- **Task objective**: For every line of the records below that holds "name", add one. Give only the final total.

#### Material for the task

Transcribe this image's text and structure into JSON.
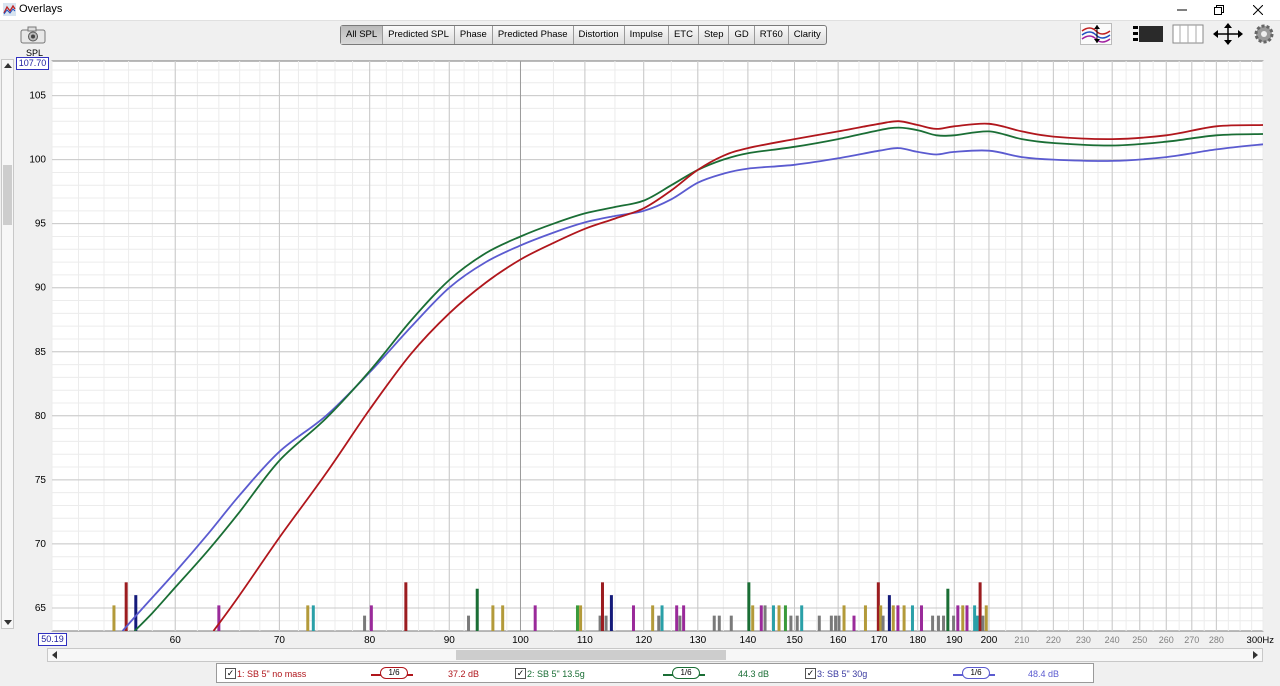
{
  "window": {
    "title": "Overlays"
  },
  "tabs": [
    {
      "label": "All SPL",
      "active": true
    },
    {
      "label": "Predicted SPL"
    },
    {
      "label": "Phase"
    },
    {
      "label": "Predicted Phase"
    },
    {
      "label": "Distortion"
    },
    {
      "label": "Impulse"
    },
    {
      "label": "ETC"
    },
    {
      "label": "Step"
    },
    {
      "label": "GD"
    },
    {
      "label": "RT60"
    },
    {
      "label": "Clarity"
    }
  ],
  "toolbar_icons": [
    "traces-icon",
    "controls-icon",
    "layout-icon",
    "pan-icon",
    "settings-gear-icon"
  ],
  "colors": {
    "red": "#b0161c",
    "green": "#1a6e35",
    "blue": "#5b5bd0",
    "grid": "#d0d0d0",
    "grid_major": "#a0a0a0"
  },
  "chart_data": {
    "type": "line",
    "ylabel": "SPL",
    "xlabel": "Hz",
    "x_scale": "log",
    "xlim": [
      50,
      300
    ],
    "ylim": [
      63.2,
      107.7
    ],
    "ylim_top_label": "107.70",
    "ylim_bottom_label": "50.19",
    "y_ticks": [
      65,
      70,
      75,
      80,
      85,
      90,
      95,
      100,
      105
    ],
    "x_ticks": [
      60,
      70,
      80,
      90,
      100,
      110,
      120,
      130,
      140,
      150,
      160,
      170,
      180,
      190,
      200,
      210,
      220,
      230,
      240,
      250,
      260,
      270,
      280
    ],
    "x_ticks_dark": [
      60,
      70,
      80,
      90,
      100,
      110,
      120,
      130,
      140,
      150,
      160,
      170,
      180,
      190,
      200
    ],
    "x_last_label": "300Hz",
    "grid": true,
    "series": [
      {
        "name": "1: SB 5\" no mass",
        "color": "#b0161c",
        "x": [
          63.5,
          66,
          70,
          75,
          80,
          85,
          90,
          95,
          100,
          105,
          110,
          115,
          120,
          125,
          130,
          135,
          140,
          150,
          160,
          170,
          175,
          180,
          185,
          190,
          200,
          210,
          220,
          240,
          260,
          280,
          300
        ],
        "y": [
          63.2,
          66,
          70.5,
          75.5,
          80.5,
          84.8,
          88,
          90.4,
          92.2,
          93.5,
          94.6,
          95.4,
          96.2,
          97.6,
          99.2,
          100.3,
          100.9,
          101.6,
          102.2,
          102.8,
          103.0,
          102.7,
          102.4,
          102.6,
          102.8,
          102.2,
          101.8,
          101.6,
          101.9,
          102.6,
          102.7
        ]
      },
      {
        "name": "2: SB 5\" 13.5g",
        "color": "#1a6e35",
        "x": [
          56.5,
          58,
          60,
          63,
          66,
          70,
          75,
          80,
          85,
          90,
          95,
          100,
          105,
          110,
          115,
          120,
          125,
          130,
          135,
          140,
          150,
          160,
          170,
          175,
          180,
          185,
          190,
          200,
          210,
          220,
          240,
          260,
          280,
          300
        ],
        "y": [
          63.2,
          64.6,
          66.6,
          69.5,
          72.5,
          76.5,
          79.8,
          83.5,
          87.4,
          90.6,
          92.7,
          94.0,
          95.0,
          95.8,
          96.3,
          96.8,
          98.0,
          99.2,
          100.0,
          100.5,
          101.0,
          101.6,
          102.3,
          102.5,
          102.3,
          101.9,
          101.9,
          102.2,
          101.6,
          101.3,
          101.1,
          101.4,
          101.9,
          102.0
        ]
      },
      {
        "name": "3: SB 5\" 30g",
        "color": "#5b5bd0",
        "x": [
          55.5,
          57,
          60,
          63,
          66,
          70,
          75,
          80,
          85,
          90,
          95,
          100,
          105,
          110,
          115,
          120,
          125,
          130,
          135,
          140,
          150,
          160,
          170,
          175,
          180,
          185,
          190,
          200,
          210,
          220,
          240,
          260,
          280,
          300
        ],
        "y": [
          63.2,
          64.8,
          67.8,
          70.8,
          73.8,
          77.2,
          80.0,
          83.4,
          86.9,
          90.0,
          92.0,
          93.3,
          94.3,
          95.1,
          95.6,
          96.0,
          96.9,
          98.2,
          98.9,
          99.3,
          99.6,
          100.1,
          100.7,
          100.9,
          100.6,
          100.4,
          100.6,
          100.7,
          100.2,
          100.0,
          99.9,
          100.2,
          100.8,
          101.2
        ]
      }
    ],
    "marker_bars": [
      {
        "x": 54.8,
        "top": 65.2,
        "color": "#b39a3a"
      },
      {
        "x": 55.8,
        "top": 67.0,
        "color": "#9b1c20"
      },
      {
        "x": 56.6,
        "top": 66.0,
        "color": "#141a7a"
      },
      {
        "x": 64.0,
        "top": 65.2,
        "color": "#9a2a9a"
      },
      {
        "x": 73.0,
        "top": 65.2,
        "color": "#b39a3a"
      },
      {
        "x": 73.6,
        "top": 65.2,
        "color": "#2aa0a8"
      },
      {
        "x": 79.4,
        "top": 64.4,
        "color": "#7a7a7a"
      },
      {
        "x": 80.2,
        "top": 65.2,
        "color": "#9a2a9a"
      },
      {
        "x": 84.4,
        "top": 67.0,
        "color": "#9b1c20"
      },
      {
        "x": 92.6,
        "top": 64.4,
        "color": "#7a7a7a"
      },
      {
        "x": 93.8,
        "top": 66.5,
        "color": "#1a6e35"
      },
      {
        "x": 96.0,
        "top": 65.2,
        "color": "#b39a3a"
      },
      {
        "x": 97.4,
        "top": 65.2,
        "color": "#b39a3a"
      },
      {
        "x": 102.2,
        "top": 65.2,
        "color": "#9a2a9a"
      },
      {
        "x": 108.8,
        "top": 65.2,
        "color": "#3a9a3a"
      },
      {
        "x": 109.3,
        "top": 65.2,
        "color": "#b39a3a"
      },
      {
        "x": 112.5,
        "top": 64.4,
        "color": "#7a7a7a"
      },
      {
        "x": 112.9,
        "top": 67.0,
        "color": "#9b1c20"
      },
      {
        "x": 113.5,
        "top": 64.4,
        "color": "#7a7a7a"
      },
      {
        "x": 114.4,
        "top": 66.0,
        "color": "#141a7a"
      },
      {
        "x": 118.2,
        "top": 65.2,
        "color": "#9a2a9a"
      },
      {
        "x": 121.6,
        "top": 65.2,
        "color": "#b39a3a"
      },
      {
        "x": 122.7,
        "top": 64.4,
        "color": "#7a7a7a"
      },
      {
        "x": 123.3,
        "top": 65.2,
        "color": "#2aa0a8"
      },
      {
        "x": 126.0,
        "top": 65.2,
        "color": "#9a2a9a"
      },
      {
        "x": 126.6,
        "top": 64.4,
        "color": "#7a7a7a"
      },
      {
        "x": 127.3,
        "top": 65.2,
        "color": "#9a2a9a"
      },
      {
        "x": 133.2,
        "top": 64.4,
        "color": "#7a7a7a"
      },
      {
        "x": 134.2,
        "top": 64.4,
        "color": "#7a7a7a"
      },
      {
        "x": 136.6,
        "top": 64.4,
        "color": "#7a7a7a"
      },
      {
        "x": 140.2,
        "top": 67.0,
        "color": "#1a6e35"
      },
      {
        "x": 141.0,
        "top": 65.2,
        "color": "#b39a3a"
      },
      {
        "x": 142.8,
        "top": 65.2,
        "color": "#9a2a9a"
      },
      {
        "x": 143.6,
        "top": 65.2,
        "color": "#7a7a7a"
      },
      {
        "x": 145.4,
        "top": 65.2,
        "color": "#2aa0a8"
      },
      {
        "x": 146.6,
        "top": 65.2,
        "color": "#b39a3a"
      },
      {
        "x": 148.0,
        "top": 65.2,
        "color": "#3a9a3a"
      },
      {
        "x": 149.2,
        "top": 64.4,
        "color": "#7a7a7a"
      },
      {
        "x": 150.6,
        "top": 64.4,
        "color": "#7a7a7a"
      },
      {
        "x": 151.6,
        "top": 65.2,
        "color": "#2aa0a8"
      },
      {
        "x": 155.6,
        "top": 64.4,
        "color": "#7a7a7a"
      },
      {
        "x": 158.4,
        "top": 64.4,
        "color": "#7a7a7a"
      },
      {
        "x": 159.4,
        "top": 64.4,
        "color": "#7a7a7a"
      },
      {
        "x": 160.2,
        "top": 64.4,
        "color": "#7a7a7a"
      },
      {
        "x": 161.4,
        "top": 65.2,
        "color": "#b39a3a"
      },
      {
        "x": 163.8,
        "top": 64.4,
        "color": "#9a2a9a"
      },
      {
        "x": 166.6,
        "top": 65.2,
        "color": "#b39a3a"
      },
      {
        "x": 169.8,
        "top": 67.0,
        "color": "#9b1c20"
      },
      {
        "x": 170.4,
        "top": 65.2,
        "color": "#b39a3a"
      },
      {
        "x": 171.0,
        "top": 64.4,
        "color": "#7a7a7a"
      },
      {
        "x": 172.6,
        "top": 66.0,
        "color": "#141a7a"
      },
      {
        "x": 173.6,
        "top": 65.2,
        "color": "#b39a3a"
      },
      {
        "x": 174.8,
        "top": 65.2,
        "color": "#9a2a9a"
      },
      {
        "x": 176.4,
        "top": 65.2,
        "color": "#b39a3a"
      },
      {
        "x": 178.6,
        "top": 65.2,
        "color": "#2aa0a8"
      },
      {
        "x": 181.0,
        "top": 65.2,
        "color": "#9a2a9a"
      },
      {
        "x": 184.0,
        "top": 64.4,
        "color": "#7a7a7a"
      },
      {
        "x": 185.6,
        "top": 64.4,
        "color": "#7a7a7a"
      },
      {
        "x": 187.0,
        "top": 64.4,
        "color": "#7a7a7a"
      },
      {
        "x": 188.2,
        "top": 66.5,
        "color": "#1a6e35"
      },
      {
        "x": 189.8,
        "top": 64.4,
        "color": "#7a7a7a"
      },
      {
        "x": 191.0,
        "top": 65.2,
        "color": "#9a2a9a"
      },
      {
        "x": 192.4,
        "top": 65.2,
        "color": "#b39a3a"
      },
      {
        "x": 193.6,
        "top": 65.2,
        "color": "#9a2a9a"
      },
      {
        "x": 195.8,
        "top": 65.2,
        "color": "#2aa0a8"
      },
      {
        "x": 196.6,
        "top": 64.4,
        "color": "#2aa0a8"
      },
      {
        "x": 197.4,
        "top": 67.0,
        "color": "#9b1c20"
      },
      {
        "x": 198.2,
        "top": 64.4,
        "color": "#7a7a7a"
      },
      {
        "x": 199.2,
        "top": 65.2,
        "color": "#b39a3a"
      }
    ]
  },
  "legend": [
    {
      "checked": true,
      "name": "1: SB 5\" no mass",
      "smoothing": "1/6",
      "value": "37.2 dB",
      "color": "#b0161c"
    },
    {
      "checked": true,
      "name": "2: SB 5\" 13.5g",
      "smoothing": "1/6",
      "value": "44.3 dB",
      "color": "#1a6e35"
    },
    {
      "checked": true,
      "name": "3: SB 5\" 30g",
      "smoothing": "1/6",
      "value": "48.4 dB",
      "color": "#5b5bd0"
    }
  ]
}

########

- **Output of the task**: 6